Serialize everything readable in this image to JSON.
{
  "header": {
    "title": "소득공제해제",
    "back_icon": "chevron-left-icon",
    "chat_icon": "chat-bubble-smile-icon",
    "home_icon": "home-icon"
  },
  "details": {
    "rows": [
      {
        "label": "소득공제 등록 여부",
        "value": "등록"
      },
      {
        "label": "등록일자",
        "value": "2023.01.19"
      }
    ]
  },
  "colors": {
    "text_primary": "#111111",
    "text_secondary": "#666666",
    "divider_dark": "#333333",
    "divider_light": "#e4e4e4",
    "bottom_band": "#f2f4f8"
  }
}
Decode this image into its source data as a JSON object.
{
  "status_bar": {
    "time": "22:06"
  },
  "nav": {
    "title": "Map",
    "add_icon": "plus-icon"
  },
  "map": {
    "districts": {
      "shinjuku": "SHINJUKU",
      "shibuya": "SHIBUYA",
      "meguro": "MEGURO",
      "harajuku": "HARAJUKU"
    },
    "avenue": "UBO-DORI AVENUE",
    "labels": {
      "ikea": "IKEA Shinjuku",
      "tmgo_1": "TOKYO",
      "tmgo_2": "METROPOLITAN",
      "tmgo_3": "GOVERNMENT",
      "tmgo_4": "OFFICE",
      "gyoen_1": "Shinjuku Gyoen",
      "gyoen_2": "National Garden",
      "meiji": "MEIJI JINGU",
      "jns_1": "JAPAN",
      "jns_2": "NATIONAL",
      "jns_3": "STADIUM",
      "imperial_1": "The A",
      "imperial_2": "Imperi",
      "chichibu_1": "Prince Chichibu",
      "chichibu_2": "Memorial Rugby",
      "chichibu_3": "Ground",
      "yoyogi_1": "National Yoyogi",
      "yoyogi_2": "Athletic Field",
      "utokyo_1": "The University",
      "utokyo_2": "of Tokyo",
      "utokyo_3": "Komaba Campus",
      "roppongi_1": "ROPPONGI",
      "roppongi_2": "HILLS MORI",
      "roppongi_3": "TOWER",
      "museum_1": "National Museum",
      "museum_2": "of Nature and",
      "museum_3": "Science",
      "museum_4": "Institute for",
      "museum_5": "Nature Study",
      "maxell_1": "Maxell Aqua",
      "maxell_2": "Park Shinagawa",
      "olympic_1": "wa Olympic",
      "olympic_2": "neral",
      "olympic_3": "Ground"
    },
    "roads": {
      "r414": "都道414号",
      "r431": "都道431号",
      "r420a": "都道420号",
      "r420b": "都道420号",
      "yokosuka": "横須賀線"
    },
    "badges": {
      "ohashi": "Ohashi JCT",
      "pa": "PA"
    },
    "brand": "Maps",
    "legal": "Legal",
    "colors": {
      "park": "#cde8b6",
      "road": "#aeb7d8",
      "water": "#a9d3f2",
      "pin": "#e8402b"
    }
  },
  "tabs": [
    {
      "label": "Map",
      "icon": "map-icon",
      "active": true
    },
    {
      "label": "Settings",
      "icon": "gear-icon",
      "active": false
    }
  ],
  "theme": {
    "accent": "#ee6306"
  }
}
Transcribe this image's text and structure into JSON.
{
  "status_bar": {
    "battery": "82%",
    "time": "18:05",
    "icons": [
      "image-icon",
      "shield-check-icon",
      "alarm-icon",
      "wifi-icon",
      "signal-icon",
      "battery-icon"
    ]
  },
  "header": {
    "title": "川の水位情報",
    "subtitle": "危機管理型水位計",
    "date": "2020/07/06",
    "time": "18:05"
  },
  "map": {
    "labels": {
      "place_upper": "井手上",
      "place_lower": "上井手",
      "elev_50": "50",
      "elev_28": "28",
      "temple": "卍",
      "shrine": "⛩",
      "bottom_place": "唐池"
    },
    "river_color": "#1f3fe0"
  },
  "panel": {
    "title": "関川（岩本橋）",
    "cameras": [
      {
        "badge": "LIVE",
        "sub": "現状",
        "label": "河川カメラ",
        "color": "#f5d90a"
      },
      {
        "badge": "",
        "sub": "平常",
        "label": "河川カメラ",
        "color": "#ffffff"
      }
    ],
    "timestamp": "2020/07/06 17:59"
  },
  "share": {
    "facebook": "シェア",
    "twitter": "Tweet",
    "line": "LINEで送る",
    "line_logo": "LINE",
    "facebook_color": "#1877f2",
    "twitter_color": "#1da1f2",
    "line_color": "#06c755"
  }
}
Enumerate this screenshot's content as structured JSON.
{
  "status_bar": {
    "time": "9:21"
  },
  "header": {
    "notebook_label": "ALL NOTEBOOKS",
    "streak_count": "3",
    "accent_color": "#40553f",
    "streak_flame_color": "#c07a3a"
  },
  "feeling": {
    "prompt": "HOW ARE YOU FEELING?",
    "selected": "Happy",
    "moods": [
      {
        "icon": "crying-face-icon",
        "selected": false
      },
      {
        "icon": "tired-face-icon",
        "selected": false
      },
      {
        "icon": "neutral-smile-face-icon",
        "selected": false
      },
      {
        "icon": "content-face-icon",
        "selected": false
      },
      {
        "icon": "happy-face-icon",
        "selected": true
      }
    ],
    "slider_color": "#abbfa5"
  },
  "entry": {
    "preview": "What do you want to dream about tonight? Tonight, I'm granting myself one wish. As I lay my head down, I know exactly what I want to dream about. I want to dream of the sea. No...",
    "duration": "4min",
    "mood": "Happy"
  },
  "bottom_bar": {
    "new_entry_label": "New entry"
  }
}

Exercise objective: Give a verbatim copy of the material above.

Reply to the exercise:
Serialize everything readable in this image to JSON.
{
  "header": {
    "title": "소득공제해제",
    "back_icon": "chevron-left-icon",
    "chat_icon": "chat-bubble-smile-icon",
    "home_icon": "home-icon"
  },
  "details": {
    "rows": [
      {
        "label": "소득공제 등록 여부",
        "value": "등록"
      },
      {
        "label": "등록일자",
        "value": "2023.01.19"
      }
    ]
  },
  "colors": {
    "text_primary": "#111111",
    "text_secondary": "#666666",
    "divider_dark": "#333333",
    "divider_light": "#e4e4e4",
    "bottom_band": "#f2f4f8"
  }
}
Decode this image into its source data as a JSON object.
{
  "status_bar": {
    "time": "22:06"
  },
  "nav": {
    "title": "Map",
    "add_icon": "plus-icon"
  },
  "map": {
    "districts": {
      "shinjuku": "SHINJUKU",
      "shibuya": "SHIBUYA",
      "meguro": "MEGURO",
      "harajuku": "HARAJUKU"
    },
    "avenue": "UBO-DORI AVENUE",
    "labels": {
      "ikea": "IKEA Shinjuku",
      "tmgo_1": "TOKYO",
      "tmgo_2": "METROPOLITAN",
      "tmgo_3": "GOVERNMENT",
      "tmgo_4": "OFFICE",
      "gyoen_1": "Shinjuku Gyoen",
      "gyoen_2": "National Garden",
      "meiji": "MEIJI JINGU",
      "jns_1": "JAPAN",
      "jns_2": "NATIONAL",
      "jns_3": "STADIUM",
      "imperial_1": "The A",
      "imperial_2": "Imperi",
      "chichibu_1": "Prince Chichibu",
      "chichibu_2": "Memorial Rugby",
      "chichibu_3": "Ground",
      "yoyogi_1": "National Yoyogi",
      "yoyogi_2": "Athletic Field",
      "utokyo_1": "The University",
      "utokyo_2": "of Tokyo",
      "utokyo_3": "Komaba Campus",
      "roppongi_1": "ROPPONGI",
      "roppongi_2": "HILLS MORI",
      "roppongi_3": "TOWER",
      "museum_1": "National Museum",
      "museum_2": "of Nature and",
      "museum_3": "Science",
      "museum_4": "Institute for",
      "museum_5": "Nature Study",
      "maxell_1": "Maxell Aqua",
      "maxell_2": "Park Shinagawa",
      "olympic_1": "wa Olympic",
      "olympic_2": "neral",
      "olympic_3": "Ground"
    },
    "roads": {
      "r414": "都道414号",
      "r431": "都道431号",
      "r420a": "都道420号",
      "r420b": "都道420号",
      "yokosuka": "横須賀線"
    },
    "badges": {
      "ohashi": "Ohashi JCT",
      "pa": "PA"
    },
    "brand": "Maps",
    "legal": "Legal",
    "colors": {
      "park": "#cde8b6",
      "road": "#aeb7d8",
      "water": "#a9d3f2",
      "pin": "#e8402b"
    }
  },
  "tabs": [
    {
      "label": "Map",
      "icon": "map-icon",
      "active": true
    },
    {
      "label": "Settings",
      "icon": "gear-icon",
      "active": false
    }
  ],
  "theme": {
    "accent": "#ee6306"
  }
}
Transcribe this image's text and structure into JSON.
{
  "status_bar": {
    "battery": "82%",
    "time": "18:05",
    "icons": [
      "image-icon",
      "shield-check-icon",
      "alarm-icon",
      "wifi-icon",
      "signal-icon",
      "battery-icon"
    ]
  },
  "header": {
    "title": "川の水位情報",
    "subtitle": "危機管理型水位計",
    "date": "2020/07/06",
    "time": "18:05"
  },
  "map": {
    "labels": {
      "place_upper": "井手上",
      "place_lower": "上井手",
      "elev_50": "50",
      "elev_28": "28",
      "temple": "卍",
      "shrine": "⛩",
      "bottom_place": "唐池"
    },
    "river_color": "#1f3fe0"
  },
  "panel": {
    "title": "関川（岩本橋）",
    "cameras": [
      {
        "badge": "LIVE",
        "sub": "現状",
        "label": "河川カメラ",
        "color": "#f5d90a"
      },
      {
        "badge": "",
        "sub": "平常",
        "label": "河川カメラ",
        "color": "#ffffff"
      }
    ],
    "timestamp": "2020/07/06 17:59"
  },
  "share": {
    "facebook": "シェア",
    "twitter": "Tweet",
    "line": "LINEで送る",
    "line_logo": "LINE",
    "facebook_color": "#1877f2",
    "twitter_color": "#1da1f2",
    "line_color": "#06c755"
  }
}
Enumerate this screenshot's content as structured JSON.
{
  "status_bar": {
    "time": "9:21"
  },
  "header": {
    "notebook_label": "ALL NOTEBOOKS",
    "streak_count": "3",
    "accent_color": "#40553f",
    "streak_flame_color": "#c07a3a"
  },
  "feeling": {
    "prompt": "HOW ARE YOU FEELING?",
    "selected": "Happy",
    "moods": [
      {
        "icon": "crying-face-icon",
        "selected": false
      },
      {
        "icon": "tired-face-icon",
        "selected": false
      },
      {
        "icon": "neutral-smile-face-icon",
        "selected": false
      },
      {
        "icon": "content-face-icon",
        "selected": false
      },
      {
        "icon": "happy-face-icon",
        "selected": true
      }
    ],
    "slider_color": "#abbfa5"
  },
  "entry": {
    "preview": "What do you want to dream about tonight? Tonight, I'm granting myself one wish. As I lay my head down, I know exactly what I want to dream about. I want to dream of the sea. No...",
    "duration": "4min",
    "mood": "Happy"
  },
  "bottom_bar": {
    "new_entry_label": "New entry"
  }
}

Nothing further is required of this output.